Contact angle measurement is the most useful method to characterize the wettability of a solid surface. It provides the most surface-sensitive, quantitative, low-cost, and easy-to-conduct measurements. For these reasons, contact angle measurements are widely utilized in many industrial areas. The apparent simplicity of the measurement is however sometimes misleading, and care should be taken when contact angle measurements are conducted to be able to draw the correct conclusion.
One clear problem is that there is not just one unique contact angle for each surface. Instead, one can measure static contact angles, advancing and receding contact angles, and roughness corrected contact angles. Each of these can show different values on the same surface and sometimes it might be confusing which one to measure. Then on the other, while one of the contact angles might not correlate with the problem at hand, the other could be more suitable to solve it.

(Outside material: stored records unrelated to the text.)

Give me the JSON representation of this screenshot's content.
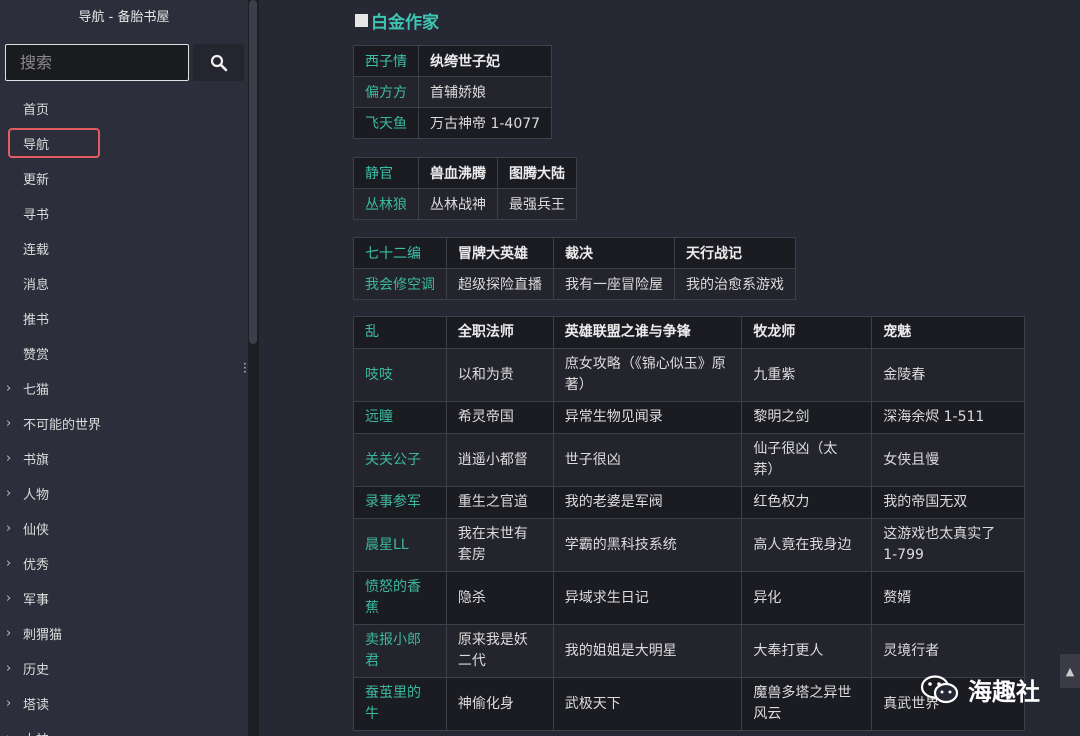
{
  "sidebar": {
    "title": "导航 - 备胎书屋",
    "search": {
      "placeholder": "搜索",
      "value": ""
    },
    "items": [
      {
        "label": "首页",
        "expandable": false
      },
      {
        "label": "导航",
        "expandable": false,
        "active": true
      },
      {
        "label": "更新",
        "expandable": false
      },
      {
        "label": "寻书",
        "expandable": false
      },
      {
        "label": "连载",
        "expandable": false
      },
      {
        "label": "消息",
        "expandable": false
      },
      {
        "label": "推书",
        "expandable": false
      },
      {
        "label": "赞赏",
        "expandable": false
      },
      {
        "label": "七猫",
        "expandable": true
      },
      {
        "label": "不可能的世界",
        "expandable": true
      },
      {
        "label": "书旗",
        "expandable": true
      },
      {
        "label": "人物",
        "expandable": true
      },
      {
        "label": "仙侠",
        "expandable": true
      },
      {
        "label": "优秀",
        "expandable": true
      },
      {
        "label": "军事",
        "expandable": true
      },
      {
        "label": "刺猬猫",
        "expandable": true
      },
      {
        "label": "历史",
        "expandable": true
      },
      {
        "label": "塔读",
        "expandable": true
      },
      {
        "label": "大神",
        "expandable": true
      }
    ],
    "chevron": "›"
  },
  "main": {
    "heading": "白金作家",
    "tables": [
      {
        "rows": [
          [
            "西子情",
            "纨绔世子妃"
          ],
          [
            "偏方方",
            "首辅娇娘"
          ],
          [
            "飞天鱼",
            "万古神帝 1-4077"
          ]
        ]
      },
      {
        "rows": [
          [
            "静官",
            "兽血沸腾",
            "图腾大陆"
          ],
          [
            "丛林狼",
            "丛林战神",
            "最强兵王"
          ]
        ]
      },
      {
        "rows": [
          [
            "七十二编",
            "冒牌大英雄",
            "裁决",
            "天行战记"
          ],
          [
            "我会修空调",
            "超级探险直播",
            "我有一座冒险屋",
            "我的治愈系游戏"
          ]
        ]
      },
      {
        "rows": [
          [
            "乱",
            "全职法师",
            "英雄联盟之谁与争锋",
            "牧龙师",
            "宠魅"
          ],
          [
            "吱吱",
            "以和为贵",
            "庶女攻略（《锦心似玉》原著）",
            "九重紫",
            "金陵春"
          ],
          [
            "远瞳",
            "希灵帝国",
            "异常生物见闻录",
            "黎明之剑",
            "深海余烬 1-511"
          ],
          [
            "关关公子",
            "逍遥小都督",
            "世子很凶",
            "仙子很凶（太 莽）",
            "女侠且慢"
          ],
          [
            "录事参军",
            "重生之官道",
            "我的老婆是军阀",
            "红色权力",
            "我的帝国无双"
          ],
          [
            "晨星LL",
            "我在末世有套房",
            "学霸的黑科技系统",
            "高人竟在我身边",
            "这游戏也太真实了 1-799"
          ],
          [
            "愤怒的香蕉",
            "隐杀",
            "异域求生日记",
            "异化",
            "赘婿"
          ],
          [
            "卖报小郎君",
            "原来我是妖二代",
            "我的姐姐是大明星",
            "大奉打更人",
            "灵境行者"
          ],
          [
            "蚕茧里的牛",
            "神偷化身",
            "武极天下",
            "魔兽多塔之异世风云",
            "真武世界"
          ]
        ]
      }
    ]
  },
  "watermark": {
    "text": "海趣社",
    "icon": "wechat-icon"
  },
  "scroll_top_icon": "arrow-up-icon",
  "colors": {
    "accent": "#3cb79f",
    "active_border": "#e25c63"
  }
}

In this blog post series, different contact angles are discussed to understand how to utilize them in different applications.
What is a static contact angle?
The static contact angle is a measure of the angle at which a liquid droplet meets a solid surface. It is a measure of the wettability of the surface and is easily determined with the optical tensiometer. When static contact angle is measured, a drop of liquid is placed on a solid surface typically by using a manual or automated syringe. The droplet will take a shape on a solid which is determined by the interactions between the solid, liquid, and the surrounding phase, most often air. This interaction was expressed by Young over 200 years ago and it’s a foundation of contact angle and surface free energy theories still used.
The static contact angle can estimate hydrophilicity/phobicity of the surface
The static contact angle is often used to determine the hydrophilicity/phobicity of the surface. If the contact angle measurement is done with water, the surface is termed hydrophilic when the contact angle is lower than 90 degrees and hydrophobic when it’s above.
There are several applications for both hydrophilic and hydrophobic surfaces and a static contact angle can be useful when a material is selected for such an application. The static contact angle can be useful in quality control e.g. evaluating the effect of surface treatment on contact angle. For example, if it is known that successful plasma treatment lowers the contact angle from over 90 degrees below 30, contact angle provides an easy method to check that.
Static contact angles are used to calculate surface free energies
One of the most common usages of static contact angle is for the calculation of surface free energy. Surface free energy is a property of the solid surface. Surface free energy is measured as one of the prerequisites for wettability is that the surface free energy of the solid is higher than the surface tension of the coating formulation. Thus, surface free energy is often calculated and the value is compared with the surface tension of different coating formulations to determine the best formulation candidate.
Problems associated with the static contact angle
Although the measurement of static contact angle is seemingly simple, there are several problems associated with it. The main problem can be most easily explained with the Gibbs free energy sketch for the ideal and real surface. If the surface would be ideal, there would be only one energy minimum at which the droplet would be. The contact angle measured would then be equivalent to this energy minimum and could be termed equilibrium contact angle. On real surfaces, however, there are several local minimums with energy barriers in between them. This means that on real surfaces, the droplet can take any shape in between these, and it is not necessarily equivalent to a global energy minimum. One can thus measure several contact angle values on the same surface, the topic which is further discussed in the upcoming posts of the blog series.
If you would like to read more about contact angle and its measurement techniques, please download the white paper through the link below.
Susanna is an Application Scientist at Biolin Scientific. In her PhD thesis, she developed fabrication methods for a new type of inorganic-organic polymers. Microfabricated polymer chips were utilized as tool for biomolecule separation in analytical chemistry.